[Records excerpted from a collection]
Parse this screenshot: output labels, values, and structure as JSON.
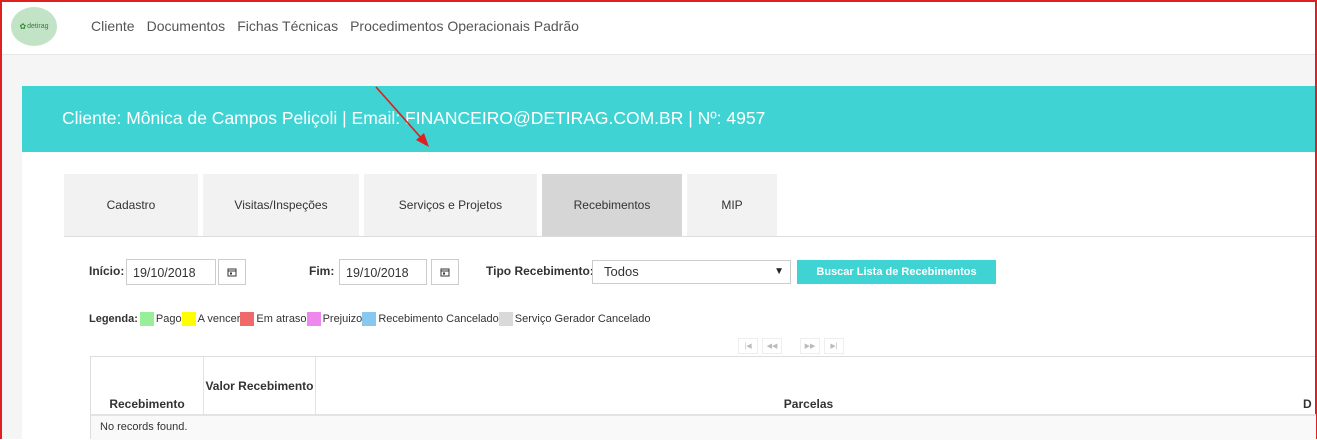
{
  "brand": {
    "logo_text": "detirag"
  },
  "nav": {
    "items": [
      "Cliente",
      "Documentos",
      "Fichas Técnicas",
      "Procedimentos Operacionais Padrão"
    ]
  },
  "banner": {
    "title": "Cliente: Mônica de Campos Peliçoli | Email: FINANCEIRO@DETIRAG.COM.BR | Nº: 4957"
  },
  "tabs": [
    {
      "label": "Cadastro",
      "active": false
    },
    {
      "label": "Visitas/Inspeções",
      "active": false
    },
    {
      "label": "Serviços e Projetos",
      "active": false
    },
    {
      "label": "Recebimentos",
      "active": true
    },
    {
      "label": "MIP",
      "active": false
    }
  ],
  "filters": {
    "start_label": "Início:",
    "start_value": "19/10/2018",
    "end_label": "Fim:",
    "end_value": "19/10/2018",
    "type_label": "Tipo Recebimento:",
    "type_value": "Todos",
    "search_button": "Buscar Lista de Recebimentos"
  },
  "legend": {
    "title": "Legenda:",
    "items": [
      {
        "label": "Pago",
        "color": "#99ee99"
      },
      {
        "label": "A vencer",
        "color": "#ffff00"
      },
      {
        "label": "Em atraso",
        "color": "#f06a6a"
      },
      {
        "label": "Prejuizo",
        "color": "#ee88ee"
      },
      {
        "label": "Recebimento Cancelado",
        "color": "#88c8ee"
      },
      {
        "label": "Serviço Gerador Cancelado",
        "color": "#d9d9d9"
      }
    ]
  },
  "pager": {
    "first": "|◀",
    "prev": "◀◀",
    "next": "▶▶",
    "last": "▶|"
  },
  "table": {
    "columns": [
      "Recebimento",
      "Valor Recebimento",
      "Parcelas",
      "D"
    ],
    "empty_message": "No records found."
  },
  "colors": {
    "accent": "#3fd3d4",
    "annotation_arrow": "#e02020"
  }
}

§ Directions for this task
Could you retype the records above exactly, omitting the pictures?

§ The completed task
Parse this screenshot: output labels, values, and structure as JSON.
{
  "brand": {
    "logo_text": "detirag"
  },
  "nav": {
    "items": [
      "Cliente",
      "Documentos",
      "Fichas Técnicas",
      "Procedimentos Operacionais Padrão"
    ]
  },
  "banner": {
    "title": "Cliente: Mônica de Campos Peliçoli | Email: FINANCEIRO@DETIRAG.COM.BR | Nº: 4957"
  },
  "tabs": [
    {
      "label": "Cadastro",
      "active": false
    },
    {
      "label": "Visitas/Inspeções",
      "active": false
    },
    {
      "label": "Serviços e Projetos",
      "active": false
    },
    {
      "label": "Recebimentos",
      "active": true
    },
    {
      "label": "MIP",
      "active": false
    }
  ],
  "filters": {
    "start_label": "Início:",
    "start_value": "19/10/2018",
    "end_label": "Fim:",
    "end_value": "19/10/2018",
    "type_label": "Tipo Recebimento:",
    "type_value": "Todos",
    "search_button": "Buscar Lista de Recebimentos"
  },
  "legend": {
    "title": "Legenda:",
    "items": [
      {
        "label": "Pago",
        "color": "#99ee99"
      },
      {
        "label": "A vencer",
        "color": "#ffff00"
      },
      {
        "label": "Em atraso",
        "color": "#f06a6a"
      },
      {
        "label": "Prejuizo",
        "color": "#ee88ee"
      },
      {
        "label": "Recebimento Cancelado",
        "color": "#88c8ee"
      },
      {
        "label": "Serviço Gerador Cancelado",
        "color": "#d9d9d9"
      }
    ]
  },
  "pager": {
    "first": "|◀",
    "prev": "◀◀",
    "next": "▶▶",
    "last": "▶|"
  },
  "table": {
    "columns": [
      "Recebimento",
      "Valor Recebimento",
      "Parcelas",
      "D"
    ],
    "empty_message": "No records found."
  },
  "colors": {
    "accent": "#3fd3d4",
    "annotation_arrow": "#e02020"
  }
}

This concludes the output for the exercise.